Good To See The Gould
This episode marks the fourth time that Elliot Gould has hosted the show at this point in the challenge. Elliot Gould is one of those names that I've always known but never really knew why he was famous. I knew him more as the guy that would show up on talk shows like Carson or Letterman to provide comic relief throughout the night.
Even now when I look through his credits, I only recognize his cameo roles and when he's credited as "guest appearance." That's not to say that he has an unimpressive resume and I definitely don't hold it against his hosting duties. As a matter of fact, he's grown to be my second favorite reoccurring guest, but he's slowly catching up to where I'm as excited to see his name in the queue as I get when I see Buck Henry.
In other positive news about this appearance, this is the third episode in a row that I would consider slightly better than average with the continued footnote that the bar has been lowered this season.
As with all the other shows from season four, the sketches are all too long. The writers seem to be coping with what seems to be a practice of dividing these longer segments by trying to create two-in-one sketches rather than vary each sketch's length, making it so that they only use the time needed to get to the point and move on.
Now, before I get back into griping like I have for the past seven episode, it's time to move on myself to share what I saw as I give you...
The Wicker Breakdown:
Tonight's special episode is "interrupting" U.S. VS Taiwan Table Tennis Open.
Carter then addresses the nation from the White House lawn. He starts out talking about Christmas and then goes on to talk about the energy crisis and calls for his daughter Amy Carter to start the new WH tradition of unlighting the capital's Christmas tree to save as many resources as possible. Amy follows through and turns off the lights before announcing, "Live from New York..."
Elliot Gould then opens the show with his traditional opening song. This time he starts to sing Christmas Night In Harlem and is joined by Garrett Morris to validate the intentions of the song.
Dan Aykroyd then plays his pitchman character who is selling All-Flammable Christmas trees where they torch multiple dried out Christmas trees in a way that doesn't seem all that safe, especially in front of a live studio audience.
This is followed by a sketch about a big-assed family where all of the humor stems from everybody's oversized butts. Though this would now be considered body shaming, I kind of liked how the characters seemed like a happy family who just happened to have inherited this shape.
Peter Tosh then takes the stage and starts to sing Don't Look Back only to be joined by Mick Jagger who turns the performance into a duet.

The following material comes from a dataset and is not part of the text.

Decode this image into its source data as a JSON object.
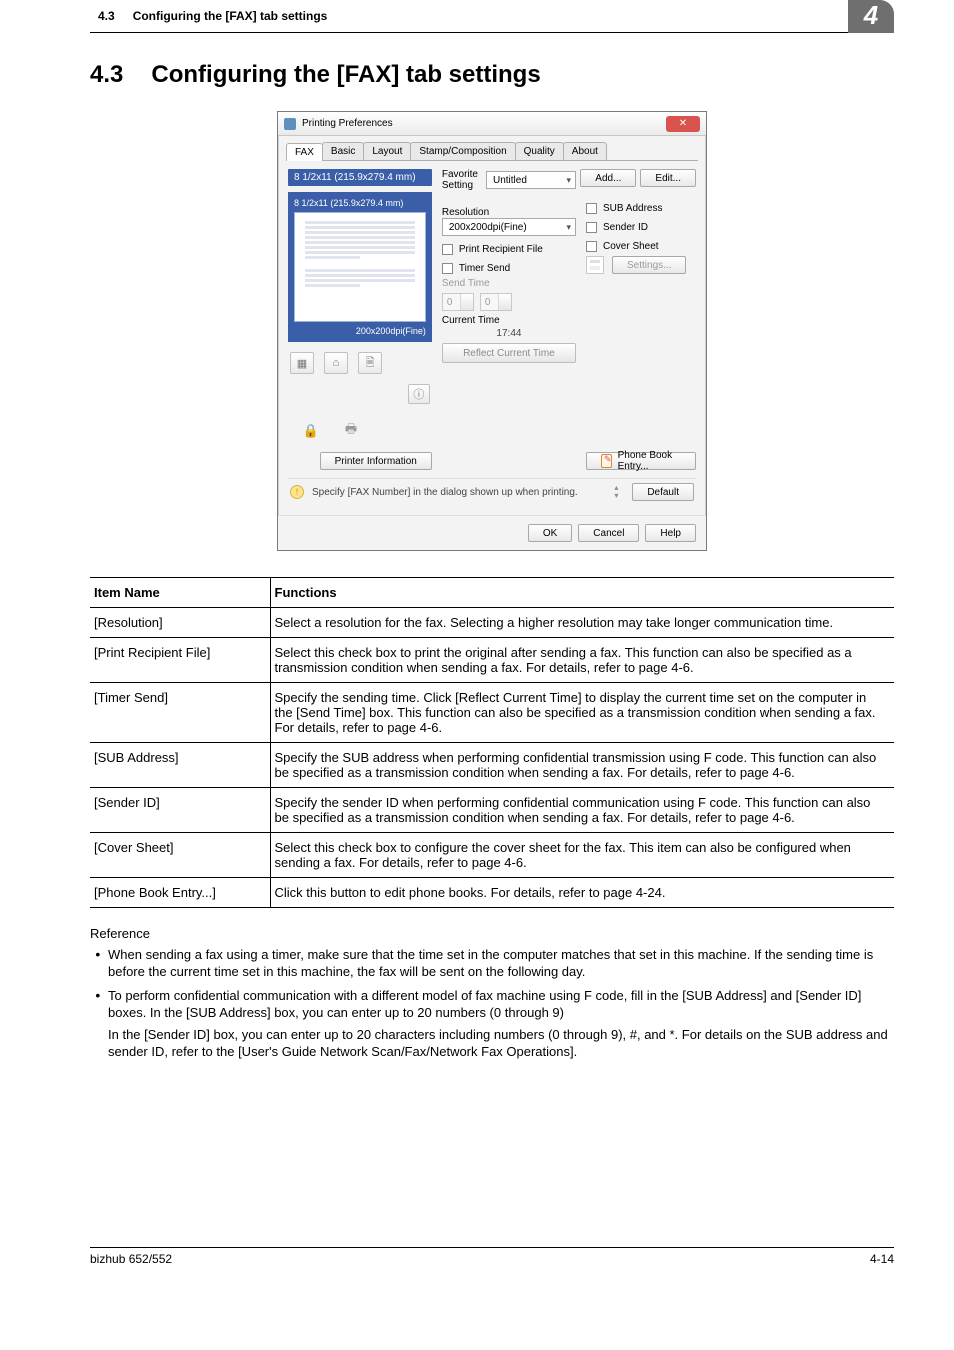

This is followed by a Mommie Dearest parody which I just now discovered was parodying the idea of the book becoming a movie as this was two years before that became a reality. This is why I was baffled that they never referenced the scenes that the actual film has grown to famously be known for.
Once again, Jane and Bill give us the news, featuring a segment from Larraine who interviews the owner of Club 54 following a cocaine bust at the club, a Point Counter-Point debate about peace talks with China and Roseanne Roseannadanna discussing Holiday Seasonal Suicide.
Elliot Gould then plays a homeless man sleeping in front of a liquor store. He is suddenly awoken by the Spirit of Blended Scotch Whiskey, who rewards Gould with free booze to celebrate Christmas night. At first, Gould is reluctant as he sees his drinking as a crippling problem, but then the Spirit introduces two other booze mascots who talk Gould into being proud of the fact that he's a hardcore alcoholic.
Bob and Ray then perform a weird routine where Chis Elliot's dad plays the straight man as he interviews Ray about his plan to smuggle Christmas trees from the Pacific Northwest to New York City to make a profit off of these city folks that have no access to trees. It's a fun back and forth that I could tell I would appreciate more if only I knew more history from this comedy duo.
This is followed by another, Knights of Columbus, sketch where the whole point of the sketch seems to be just how mundane these meetings are, as the members of the group patiently sit through the nitty-gritty as they wait for the bar to open.
Peter Tosh then returns to the stage to perform a song that I think is called Legalize Marijuana even though the summary refers to it as Bush Doctor.
This is followed by a sketch where Gould is playing a Christmas tree salesman who discovers a homeless Murray peeing behind a tree during a sales attempt and kicks him out of the lot. Then, some handjob masseuse from across the street offers to trade her services for a free tree for the office. This lures Gould away leaving Murray to step in to sell a tree to a pair of mother and daughter customers who think he is the guy who actually works there.
Finally, Gould closes the show by thanking the crowd and saying his goodnights.
I think, of all the episodes this season, this one is the closest to being slightly above average without having to lower the bar and with that, here are my favorite moments from the best show of the season so far. First, I loved the Big Butt Family, partially due to the visual gag but mainly because I liked the positive attitude of everyone in the family that made this sketch feel fun to watch without a bullying feel to the laughs. Next, I liked the sketch where Bill Murray took over the role of the Christmas tree salesman because I like when characters just accept mistaken identity only to step up to do a better job than the person who is earning a paycheck. Finally, I was a fan of the Mommie Dearest sketch, especially after learning that it beat the actual movie to the punch with an earlier adaptation.